Francis: “And I repeat it here. Everyone has his own idea of good and evil and must choose to follow the good and fight evil as he conceives them. That would be enough to make the world a better place.”END

I reply: Of course the world would be a "better place" if people acted from a motivation of choosing the good vs choosing what they believe to be evil. Even if erroneously.

If everyone followed natural law the world would be a "better place" too. But in neither case would the world be the "best place". Nor would it mean evil would be eliminated. But it would be better but there is no best of all possible worlds so what is the problem?

I can tell people to follow natural law but only a fool or a heretic would think I meant we should just follow the natural law and not either the moral or divine law.

Why is this hard? It's as plain as a Serbian Pinup!!!!

BenYachov said...

Fr Z's insights are worth taking note.

BenYachov said...

Conscience is a tricky thing in that if go against even an erroneous conscience and do what it says in error to be wrong you can still commit a sin.

OTOH if you follow an erroneous conscience you can still sin such as in the example given by Aquinas on an erroneous conscience telling a man he may commit adultery. It seems you are damned if you do & damned if you don't which is a problem.

OTOH The issue it seems revolves around the "law written in our hearts" which might indicate there are some evils we intrinsically know are wrong and they cannot be justified by an appeal to conscience. Or sin commited via vincible ignorance that is doing something we don't know to be wrong per say but we refuse to find out motivated by malice and a willful ignorance.

As opposed to a true invincable ignorance which is from no fault of our own.

Of course this is all moot. In context the Pope was talking about conscience in regards to the salvation of non-believers. It's interesting to note Fr. Z & myself read the same interview & he quotes from it in context.

Others it seems did not.

Just saying.....

BenYachov said...

Idiots are always going to damage themselves.

I have a book by TAN (hardly a glowing pro-Vatican 2 publisher) titled MORAL THEOLOGY that says that "an act of imperfect sodomy between husband and wife" is not a violation of natural law( or not a mortal sin. I forget. I will have to look it up later).

Yet a certain person who teaches about Jp2's Theology of the Body took these and similar statements made by other pre-V2 moral theologians to mean you could incorporate backdoor play into your marriage bed.

Without going off on a tangent let be just say short answer:NOOOOOOOOOOOOOOO!!!!!!!!

Idiots are always going to hurt themselves. But I will say this if you are going to get idiot non believers into the faith you have to inspire their curiosity to learn so as to not become idiots.

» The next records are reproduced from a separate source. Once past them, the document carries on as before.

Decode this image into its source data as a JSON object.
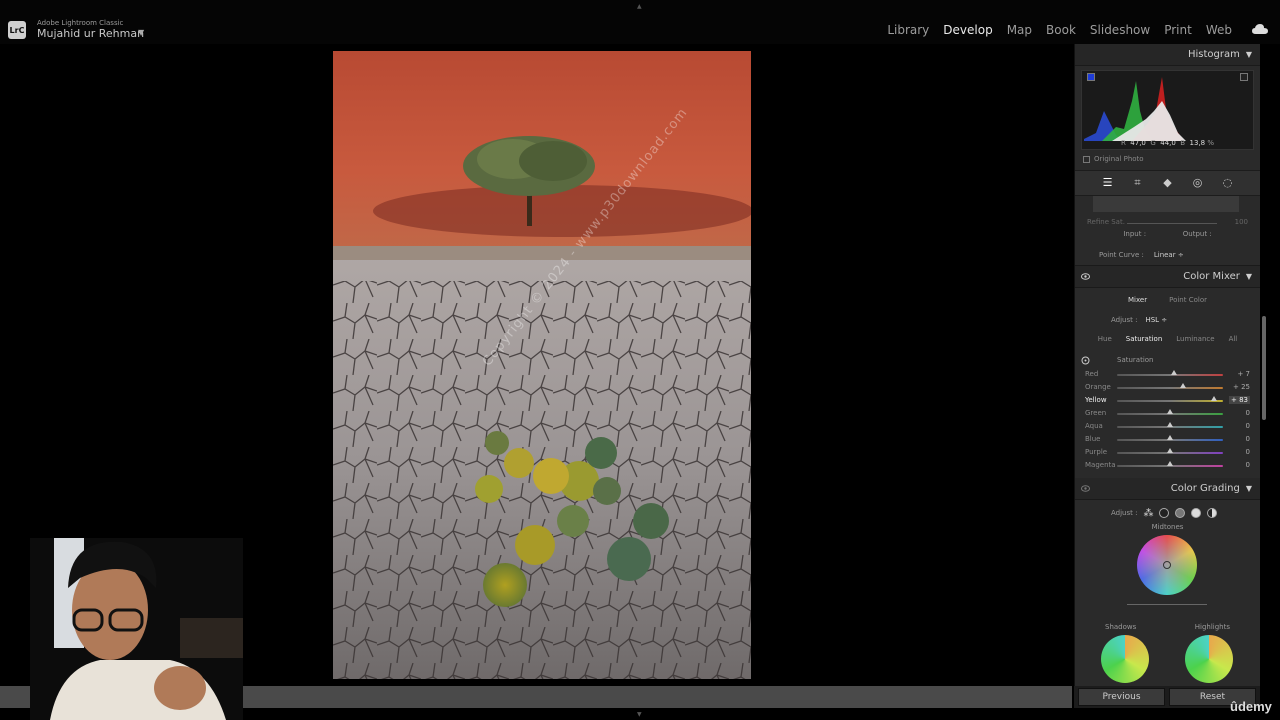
{
  "app": {
    "product": "Adobe Lightroom Classic",
    "logo": "LrC",
    "user": "Mujahid ur Rehman"
  },
  "modules": [
    {
      "label": "Library",
      "active": false
    },
    {
      "label": "Develop",
      "active": true
    },
    {
      "label": "Map",
      "active": false
    },
    {
      "label": "Book",
      "active": false
    },
    {
      "label": "Slideshow",
      "active": false
    },
    {
      "label": "Print",
      "active": false
    },
    {
      "label": "Web",
      "active": false
    }
  ],
  "watermark": "Copyright © 2024 - www.p30download.com",
  "histogram": {
    "title": "Histogram",
    "r_label": "R",
    "r": "47,0",
    "g_label": "G",
    "g": "44,0",
    "b_label": "B",
    "b": "13,8",
    "pct": "%",
    "original_photo": "Original Photo"
  },
  "tone_curve": {
    "refine_sat": "Refine Sat.",
    "refine_val": "100",
    "input": "Input :",
    "output": "Output :",
    "point_curve_label": "Point Curve :",
    "point_curve_value": "Linear ÷"
  },
  "color_mixer": {
    "title": "Color Mixer",
    "tabs": [
      "Mixer",
      "Point Color"
    ],
    "adjust_label": "Adjust :",
    "adjust_value": "HSL ÷",
    "hsl_tabs": [
      "Hue",
      "Saturation",
      "Luminance",
      "All"
    ],
    "section_label": "Saturation",
    "sliders": [
      {
        "label": "Red",
        "value": "+ 7",
        "frac": 0.535,
        "color": "#c04040"
      },
      {
        "label": "Orange",
        "value": "+ 25",
        "frac": 0.625,
        "color": "#c07a30"
      },
      {
        "label": "Yellow",
        "value": "+ 83",
        "frac": 0.915,
        "color": "#c0b030"
      },
      {
        "label": "Green",
        "value": "0",
        "frac": 0.5,
        "color": "#3aa040"
      },
      {
        "label": "Aqua",
        "value": "0",
        "frac": 0.5,
        "color": "#30a0a8"
      },
      {
        "label": "Blue",
        "value": "0",
        "frac": 0.5,
        "color": "#3060c0"
      },
      {
        "label": "Purple",
        "value": "0",
        "frac": 0.5,
        "color": "#8040c0"
      },
      {
        "label": "Magenta",
        "value": "0",
        "frac": 0.5,
        "color": "#c040a0"
      }
    ]
  },
  "color_grading": {
    "title": "Color Grading",
    "adjust_label": "Adjust :",
    "midtones": "Midtones",
    "shadows": "Shadows",
    "highlights": "Highlights"
  },
  "buttons": {
    "previous": "Previous",
    "reset": "Reset"
  },
  "brand": "ûdemy"
}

Idiot Non-believer: So you don't believe like the fundies all non-Christians are automatically going to Hell? I heard the Pope say that?

Smart orthodox believer: Would you like to know more?

INB: Yes?

We must encourage idiots to become non-idiots. Not contribute to the sea of idiocy.

Just saying.